Syrians risk all to flee Raqqa, as new aid route offers hope
MABROUKA CAMP, Syria – As the battle for the northern Syrian city of Raqqa raged around her, 30-year-old Fatima described the moment that fighters from the armed group still controlling most of the city came to her house and ordered her to leave.
“They treated us like cattle. They evicted us from our homes, telling us to leave or be killed,” she said, adding that the armed group intended to use her and her neighbours as human shields. “They wanted to move all of us to the local dam, but we turned around and fled.”
Fatima ultimately managed to reach Mabrouka camp, some 150 kilometres northeast of Raqqa city in Syria’s Hasakeh governorate, which is currently home to some 1,700 displaced Syrians.
Despite reaching safety, she is still haunted by memories of the dangerous journey, which she took despite knowing that those caught trying to flee risked being shot.
“They treated us like cattle. They evicted us from our homes, telling us to leave or be killed.”
“We left all of our belongings behind and walked for 12 hours straight. We saw mines and goats that had been blown up all along the route, so we stuck to walking on the asphalt road,” Fatima said.
Her experience echoes other accounts received by UNHCR, the UN Refugee Agency, of civilians being forcibly evicted from their homes, and chilling reports of killings or attacks on those attempting to reach safety.
“Many are in the unimaginable position of having to decide between taking cover as fighting continues to rage, or taking their chances and running – risking death for themselves and their families either way,” UNHCR spokesperson Andrej Mahecic told a news briefing in Geneva on Tuesday (July 11).
“This is an affront to our common humanity and we remind all parties of their obligations to abide by international humanitarian law. Civilians must never become targets,” Mahecic added.
Since the beginning of April, more than 190,000 people have been displaced either from or within Ar-Raqqa governorate by fighting.
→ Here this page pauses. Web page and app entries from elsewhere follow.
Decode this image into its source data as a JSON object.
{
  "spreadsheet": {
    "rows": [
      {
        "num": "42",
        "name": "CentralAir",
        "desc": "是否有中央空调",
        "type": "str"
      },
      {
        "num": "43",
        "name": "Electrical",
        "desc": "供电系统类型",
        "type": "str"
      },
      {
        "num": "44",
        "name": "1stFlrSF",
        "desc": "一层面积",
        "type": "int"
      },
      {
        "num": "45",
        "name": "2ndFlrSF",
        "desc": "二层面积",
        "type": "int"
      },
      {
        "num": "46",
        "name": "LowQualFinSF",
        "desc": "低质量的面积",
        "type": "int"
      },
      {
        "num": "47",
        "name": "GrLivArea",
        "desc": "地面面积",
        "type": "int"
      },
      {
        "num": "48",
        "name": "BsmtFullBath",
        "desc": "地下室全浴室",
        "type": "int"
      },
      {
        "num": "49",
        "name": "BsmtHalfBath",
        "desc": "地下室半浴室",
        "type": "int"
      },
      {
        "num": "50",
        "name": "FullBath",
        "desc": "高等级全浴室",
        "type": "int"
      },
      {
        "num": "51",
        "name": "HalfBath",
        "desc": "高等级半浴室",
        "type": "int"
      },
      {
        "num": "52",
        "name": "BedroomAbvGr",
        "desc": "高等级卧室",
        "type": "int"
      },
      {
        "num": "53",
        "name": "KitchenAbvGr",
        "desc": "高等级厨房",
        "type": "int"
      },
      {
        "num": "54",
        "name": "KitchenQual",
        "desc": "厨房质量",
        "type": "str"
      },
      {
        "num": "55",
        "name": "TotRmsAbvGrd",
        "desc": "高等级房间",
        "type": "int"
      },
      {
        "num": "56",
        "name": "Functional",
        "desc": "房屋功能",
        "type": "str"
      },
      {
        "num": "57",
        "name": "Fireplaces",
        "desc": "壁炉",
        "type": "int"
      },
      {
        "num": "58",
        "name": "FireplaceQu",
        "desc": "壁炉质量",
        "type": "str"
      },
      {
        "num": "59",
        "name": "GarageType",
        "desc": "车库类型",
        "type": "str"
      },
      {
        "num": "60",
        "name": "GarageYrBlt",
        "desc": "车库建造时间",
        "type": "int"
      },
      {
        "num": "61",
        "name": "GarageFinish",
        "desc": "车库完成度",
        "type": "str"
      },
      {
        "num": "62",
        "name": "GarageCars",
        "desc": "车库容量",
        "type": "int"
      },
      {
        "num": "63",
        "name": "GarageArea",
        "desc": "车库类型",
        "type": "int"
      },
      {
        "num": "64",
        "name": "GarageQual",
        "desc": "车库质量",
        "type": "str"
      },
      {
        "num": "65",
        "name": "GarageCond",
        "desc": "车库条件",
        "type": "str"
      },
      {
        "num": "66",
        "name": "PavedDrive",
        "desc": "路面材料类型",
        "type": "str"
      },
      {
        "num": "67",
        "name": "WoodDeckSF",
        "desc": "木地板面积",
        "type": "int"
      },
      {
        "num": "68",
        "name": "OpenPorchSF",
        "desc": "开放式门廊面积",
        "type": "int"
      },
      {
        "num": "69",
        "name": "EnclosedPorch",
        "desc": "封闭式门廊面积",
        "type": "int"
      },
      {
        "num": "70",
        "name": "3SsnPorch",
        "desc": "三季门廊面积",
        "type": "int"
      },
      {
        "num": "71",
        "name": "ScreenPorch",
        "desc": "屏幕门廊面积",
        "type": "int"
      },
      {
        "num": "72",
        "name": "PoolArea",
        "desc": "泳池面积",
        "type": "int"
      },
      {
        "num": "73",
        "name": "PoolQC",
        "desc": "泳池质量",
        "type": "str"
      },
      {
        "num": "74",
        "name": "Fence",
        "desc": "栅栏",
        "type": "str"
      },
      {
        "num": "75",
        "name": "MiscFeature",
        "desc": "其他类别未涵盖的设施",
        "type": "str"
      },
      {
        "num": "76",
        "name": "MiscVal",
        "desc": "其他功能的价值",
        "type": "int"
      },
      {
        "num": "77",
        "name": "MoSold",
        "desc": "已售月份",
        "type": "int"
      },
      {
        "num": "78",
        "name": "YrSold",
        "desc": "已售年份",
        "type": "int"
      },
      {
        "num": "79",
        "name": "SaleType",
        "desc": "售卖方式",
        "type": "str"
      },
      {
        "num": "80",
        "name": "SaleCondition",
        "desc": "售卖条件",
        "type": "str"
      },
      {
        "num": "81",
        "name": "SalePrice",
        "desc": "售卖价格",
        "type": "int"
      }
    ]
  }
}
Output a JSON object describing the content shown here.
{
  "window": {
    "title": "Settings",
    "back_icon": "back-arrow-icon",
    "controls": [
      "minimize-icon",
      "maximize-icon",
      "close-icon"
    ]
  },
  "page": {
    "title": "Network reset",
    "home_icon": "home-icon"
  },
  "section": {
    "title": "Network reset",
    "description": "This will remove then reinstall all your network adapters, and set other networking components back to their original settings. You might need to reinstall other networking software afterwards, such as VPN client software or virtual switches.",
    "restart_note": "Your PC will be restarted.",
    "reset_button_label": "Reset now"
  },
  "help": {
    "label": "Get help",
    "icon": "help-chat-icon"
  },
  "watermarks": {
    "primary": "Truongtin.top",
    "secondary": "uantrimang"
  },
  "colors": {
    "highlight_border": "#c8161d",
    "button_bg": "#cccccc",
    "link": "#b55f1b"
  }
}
Those fleeing have sought shelter in multiple locations, including Mabrouka and several other camps, where UNHCR and its partners are providing families with shelter and much-needed emergency relief items.
In the past fortnight, UNHCR has successfully completed a series of humanitarian convoys by road from Aleppo to Qamishli in Hasakeh governorate. This strategic land route had previously been closed for nearly two years due to fierce conflict in the area, and its reopening is already making a notable difference to the availability of aid on the ground.
"We remind all parties of their obligations to abide by international humanitarian law."
Regular deliveries along the new route are planned from warehouses in Damascus, Homs and Aleppo, allowing UNHCR and other UN agencies and partners to reach a greater number of the estimated 430,000 people in need of assistance in Ar-Raqqa governorate.
In Ein Issa camp, located some 45 kilometres north of Raqqa city and currently home to around 7,300 people, 45-year-old Badrieyeh said the decision to flee his hometown near Raqqa had ultimately paid off.
“We spent two days on the road, sleeping under the trees. Thank God, at least here in the camp we have a tent to sleep in and blankets to cover our children,” he said.
However, the situation remains bleak for the 30,000 to 50,000 people that the UN estimates remain trapped inside Raqqa city. Availability of food, water, medicine, electricity and other essentials has been dwindling, with the situation rapidly deteriorating.
UNHCR stresses that it is imperative that trapped civilians are able to secure safe passage out – to reach safety, shelter, and protection.